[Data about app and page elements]
------------------------

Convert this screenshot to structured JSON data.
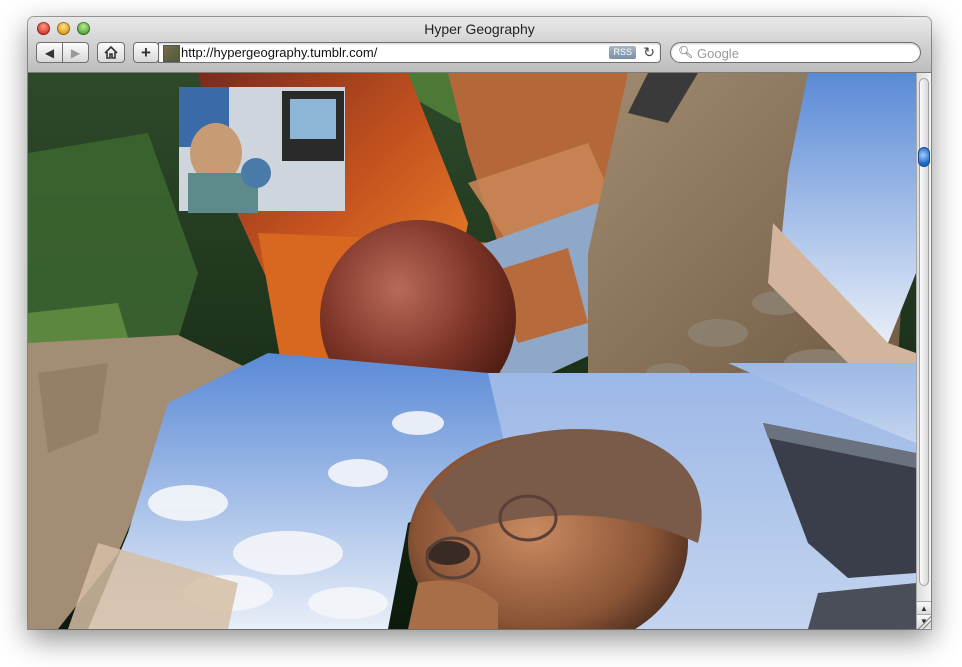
{
  "window": {
    "title": "Hyper Geography"
  },
  "toolbar": {
    "back_icon": "back-arrow-icon",
    "forward_icon": "forward-arrow-icon",
    "home_icon": "home-icon",
    "add_icon": "plus-icon",
    "url": "http://hypergeography.tumblr.com/",
    "rss_label": "RSS",
    "reload_icon": "reload-icon",
    "search_placeholder": "Google"
  },
  "colors": {
    "titlebar": "#d2d2d2",
    "scroll_knob": "#1d64c2",
    "rss_badge": "#8d9db0"
  }
}
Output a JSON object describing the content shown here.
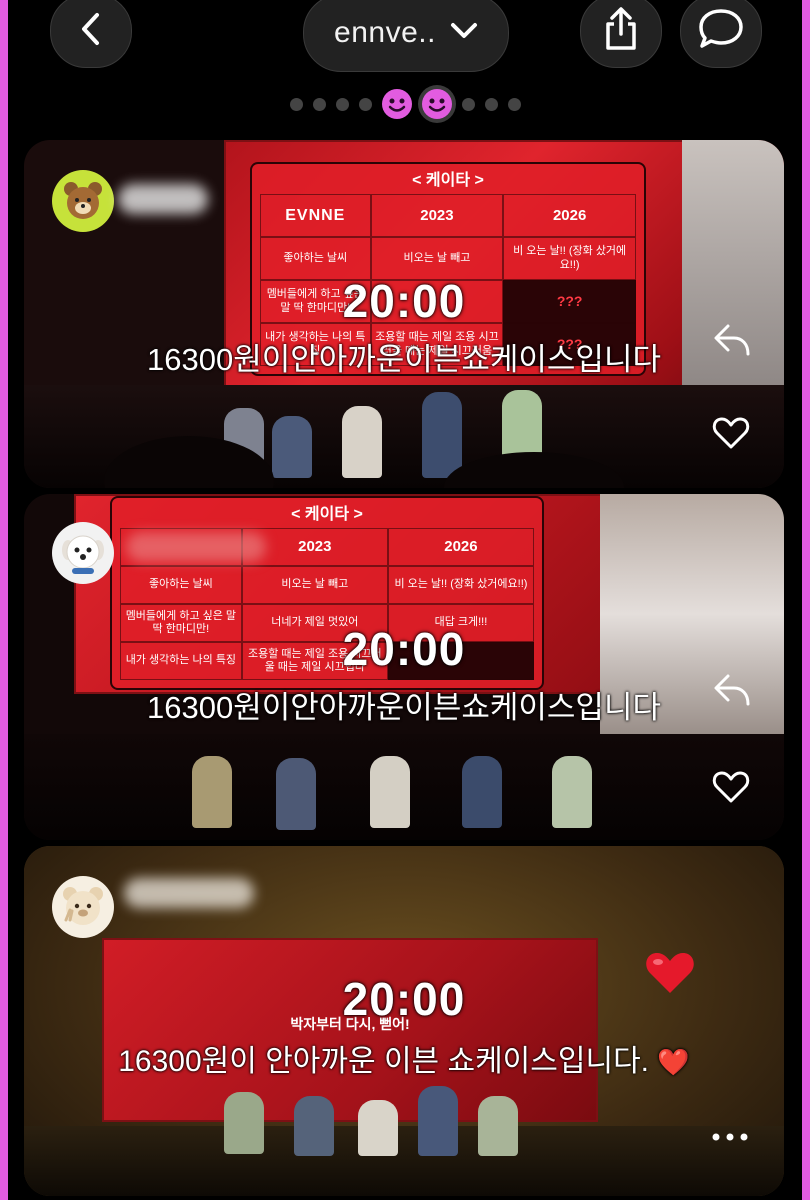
{
  "header": {
    "title": "ennve..",
    "back_icon": "chevron-left-icon",
    "dropdown_icon": "chevron-down-icon",
    "share_icon": "share-icon",
    "message_icon": "message-bubble-icon",
    "page_dots": 9,
    "active_dot_index": 5
  },
  "colors": {
    "accent_pink": "#e25ce0",
    "stage_red": "#e0242d",
    "heart_red": "#e5192b"
  },
  "stories": [
    {
      "avatar_icon": "bear-avatar-icon",
      "time_sticker": "20:00",
      "caption": "16300원이안아까운이븐쇼케이스입니다",
      "panel": {
        "title": "< 케이타 >",
        "brand": "EVNNE",
        "col_headers": [
          "2023",
          "2026"
        ],
        "rows": [
          {
            "label": "좋아하는 날씨",
            "y2023": "비오는 날 빼고",
            "y2026": "비 오는 날!! (장화 샀거에요!!)"
          },
          {
            "label": "멤버들에게 하고 싶은 말 딱 한마디만!",
            "y2023": "",
            "y2026": "???"
          },
          {
            "label": "내가 생각하는 나의 특징",
            "y2023": "조용할 때는 제일 조용 시끄러울 때는 제일 시끄러움",
            "y2026": "???"
          }
        ]
      },
      "reply_icon": "reply-arrow-icon",
      "heart_icon": "heart-outline-icon"
    },
    {
      "avatar_icon": "puppy-avatar-icon",
      "time_sticker": "20:00",
      "caption": "16300원이안아까운이븐쇼케이스입니다",
      "panel": {
        "title": "< 케이타 >",
        "col_headers": [
          "2023",
          "2026"
        ],
        "rows": [
          {
            "label": "좋아하는 날씨",
            "y2023": "비오는 날 빼고",
            "y2026": "비 오는 날!! (장화 샀거에요!!)"
          },
          {
            "label": "멤버들에게 하고 싶은 말 딱 한마디만!",
            "y2023": "너네가 제일 멋있어",
            "y2026": "대답 크게!!!"
          },
          {
            "label": "내가 생각하는 나의 특징",
            "y2023": "조용할 때는 제일 조용 시끄러울 때는 제일 시끄럽다",
            "y2026": ""
          }
        ]
      },
      "reply_icon": "reply-arrow-icon",
      "heart_icon": "heart-outline-icon"
    },
    {
      "avatar_icon": "bear-peace-avatar-icon",
      "time_sticker": "20:00",
      "screen_text": "박자부터 다시, 뻗어!",
      "caption": "16300원이 안아까운 이븐 쇼케이스입니다.",
      "heart_emoji": "❤️",
      "more_icon": "more-dots-icon"
    }
  ]
}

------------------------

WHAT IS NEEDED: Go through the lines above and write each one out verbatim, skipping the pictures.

TASK ANSWER:
Convert this screenshot to structured JSON data.
{
  "window": {
    "title": "Hyper Geography"
  },
  "toolbar": {
    "back_icon": "back-arrow-icon",
    "forward_icon": "forward-arrow-icon",
    "home_icon": "home-icon",
    "add_icon": "plus-icon",
    "url": "http://hypergeography.tumblr.com/",
    "rss_label": "RSS",
    "reload_icon": "reload-icon",
    "search_placeholder": "Google"
  },
  "colors": {
    "titlebar": "#d2d2d2",
    "scroll_knob": "#1d64c2",
    "rss_badge": "#8d9db0"
  }
}
Output a JSON object describing the content shown here.
{
  "header": {
    "title": "ennve..",
    "back_icon": "chevron-left-icon",
    "dropdown_icon": "chevron-down-icon",
    "share_icon": "share-icon",
    "message_icon": "message-bubble-icon",
    "page_dots": 9,
    "active_dot_index": 5
  },
  "colors": {
    "accent_pink": "#e25ce0",
    "stage_red": "#e0242d",
    "heart_red": "#e5192b"
  },
  "stories": [
    {
      "avatar_icon": "bear-avatar-icon",
      "time_sticker": "20:00",
      "caption": "16300원이안아까운이븐쇼케이스입니다",
      "panel": {
        "title": "< 케이타 >",
        "brand": "EVNNE",
        "col_headers": [
          "2023",
          "2026"
        ],
        "rows": [
          {
            "label": "좋아하는 날씨",
            "y2023": "비오는 날 빼고",
            "y2026": "비 오는 날!! (장화 샀거에요!!)"
          },
          {
            "label": "멤버들에게 하고 싶은 말 딱 한마디만!",
            "y2023": "",
            "y2026": "???"
          },
          {
            "label": "내가 생각하는 나의 특징",
            "y2023": "조용할 때는 제일 조용 시끄러울 때는 제일 시끄러움",
            "y2026": "???"
          }
        ]
      },
      "reply_icon": "reply-arrow-icon",
      "heart_icon": "heart-outline-icon"
    },
    {
      "avatar_icon": "puppy-avatar-icon",
      "time_sticker": "20:00",
      "caption": "16300원이안아까운이븐쇼케이스입니다",
      "panel": {
        "title": "< 케이타 >",
        "col_headers": [
          "2023",
          "2026"
        ],
        "rows": [
          {
            "label": "좋아하는 날씨",
            "y2023": "비오는 날 빼고",
            "y2026": "비 오는 날!! (장화 샀거에요!!)"
          },
          {
            "label": "멤버들에게 하고 싶은 말 딱 한마디만!",
            "y2023": "너네가 제일 멋있어",
            "y2026": "대답 크게!!!"
          },
          {
            "label": "내가 생각하는 나의 특징",
            "y2023": "조용할 때는 제일 조용 시끄러울 때는 제일 시끄럽다",
            "y2026": ""
          }
        ]
      },
      "reply_icon": "reply-arrow-icon",
      "heart_icon": "heart-outline-icon"
    },
    {
      "avatar_icon": "bear-peace-avatar-icon",
      "time_sticker": "20:00",
      "screen_text": "박자부터 다시, 뻗어!",
      "caption": "16300원이 안아까운 이븐 쇼케이스입니다.",
      "heart_emoji": "❤️",
      "more_icon": "more-dots-icon"
    }
  ]
}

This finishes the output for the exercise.